*Task to complete:*
Copy the listing verbatim, excluding any images found in it.

*Record extracts:*
◆ ◆ ◆ ◆ ◆
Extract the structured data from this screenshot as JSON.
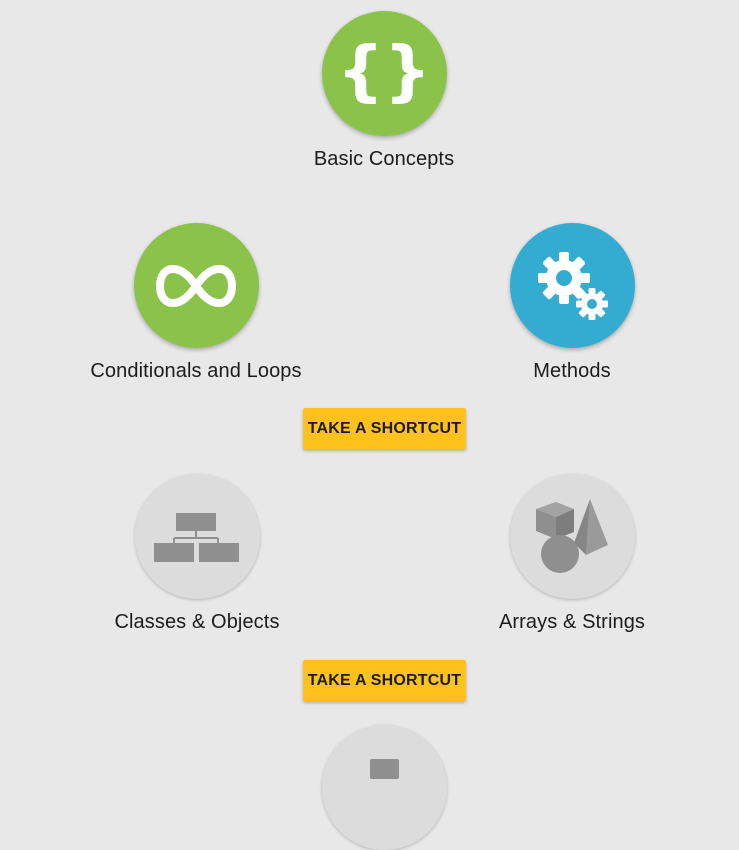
{
  "nodes": {
    "basic_concepts": {
      "label": "Basic Concepts",
      "icon": "curly-braces-icon",
      "status": "completed"
    },
    "conditionals_loops": {
      "label": "Conditionals and Loops",
      "icon": "infinity-icon",
      "status": "completed"
    },
    "methods": {
      "label": "Methods",
      "icon": "gears-icon",
      "status": "current"
    },
    "classes_objects": {
      "label": "Classes & Objects",
      "icon": "hierarchy-chart-icon",
      "status": "locked"
    },
    "arrays_strings": {
      "label": "Arrays & Strings",
      "icon": "shapes-icon",
      "status": "locked"
    },
    "next_module": {
      "icon": "module-icon",
      "status": "locked"
    }
  },
  "shortcuts": [
    {
      "label": "TAKE A SHORTCUT"
    },
    {
      "label": "TAKE A SHORTCUT"
    }
  ],
  "colors": {
    "background": "#e8e8e8",
    "completed": "#8bc34a",
    "current": "#34acd1",
    "locked": "#dcdcdc",
    "locked_icon": "#8f8f8f",
    "shortcut": "#ffc21c"
  },
  "glyphs": {
    "braces": "{}"
  }
}
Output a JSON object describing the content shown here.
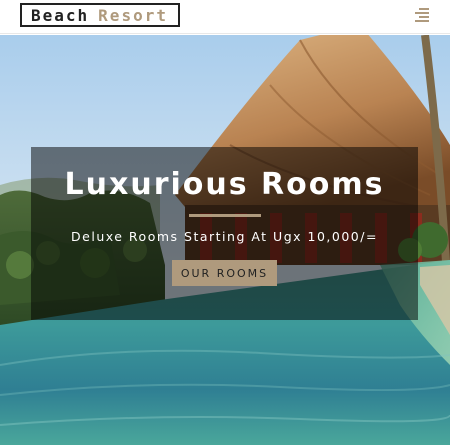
{
  "navbar": {
    "logo": {
      "word1": "Beach",
      "word2": "Resort"
    },
    "menu_icon": "hamburger-icon"
  },
  "hero": {
    "background": "tropical-infinity-pool-photo",
    "title": "Luxurious Rooms",
    "subtitle": "Deluxe Rooms Starting At Ugx 10,000/=",
    "button_label": "OUR ROOMS"
  },
  "colors": {
    "accent": "#af9a7d",
    "text_dark": "#222222",
    "banner_overlay": "rgba(0,0,0,0.5)"
  }
}
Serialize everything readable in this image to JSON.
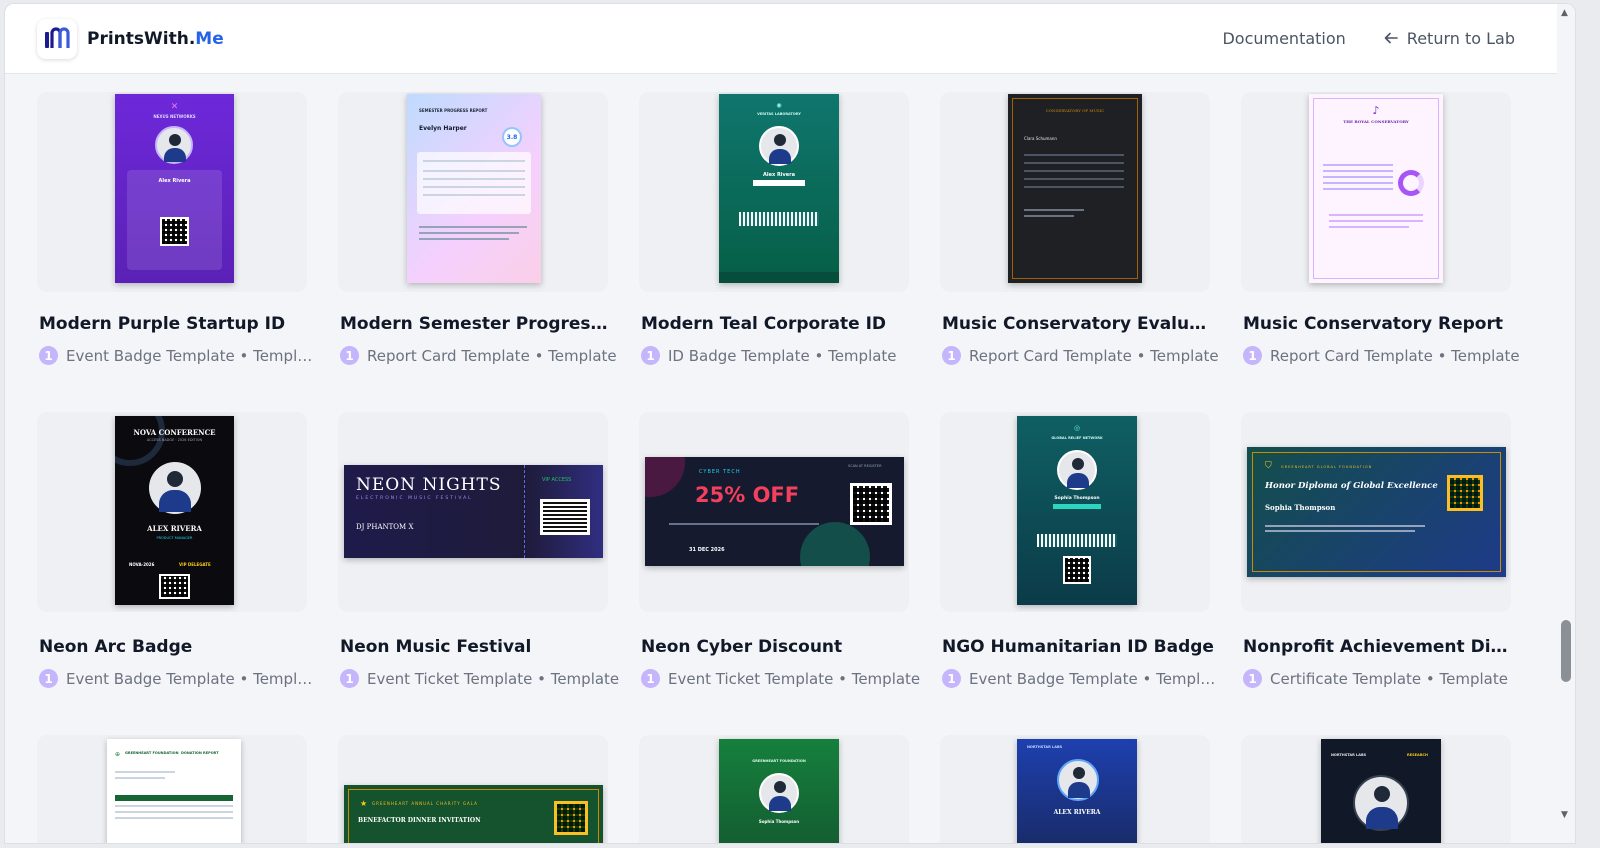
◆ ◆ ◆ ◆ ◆
*Your response:*
Extract the structured data from this screenshot as JSON.
{
  "nodes": {
    "basic_concepts": {
      "label": "Basic Concepts",
      "icon": "curly-braces-icon",
      "status": "completed"
    },
    "conditionals_loops": {
      "label": "Conditionals and Loops",
      "icon": "infinity-icon",
      "status": "completed"
    },
    "methods": {
      "label": "Methods",
      "icon": "gears-icon",
      "status": "current"
    },
    "classes_objects": {
      "label": "Classes & Objects",
      "icon": "hierarchy-chart-icon",
      "status": "locked"
    },
    "arrays_strings": {
      "label": "Arrays & Strings",
      "icon": "shapes-icon",
      "status": "locked"
    },
    "next_module": {
      "icon": "module-icon",
      "status": "locked"
    }
  },
  "shortcuts": [
    {
      "label": "TAKE A SHORTCUT"
    },
    {
      "label": "TAKE A SHORTCUT"
    }
  ],
  "colors": {
    "background": "#e8e8e8",
    "completed": "#8bc34a",
    "current": "#34acd1",
    "locked": "#dcdcdc",
    "locked_icon": "#8f8f8f",
    "shortcut": "#ffc21c"
  },
  "glyphs": {
    "braces": "{}"
  }
}
Output a JSON object describing the content shown here.
{
  "navbar": {
    "logo": {
      "word1": "Beach",
      "word2": "Resort"
    },
    "menu_icon": "hamburger-icon"
  },
  "hero": {
    "background": "tropical-infinity-pool-photo",
    "title": "Luxurious Rooms",
    "subtitle": "Deluxe Rooms Starting At Ugx 10,000/=",
    "button_label": "OUR ROOMS"
  },
  "colors": {
    "accent": "#af9a7d",
    "text_dark": "#222222",
    "banner_overlay": "rgba(0,0,0,0.5)"
  }
}
Serialize everything readable in this image to JSON.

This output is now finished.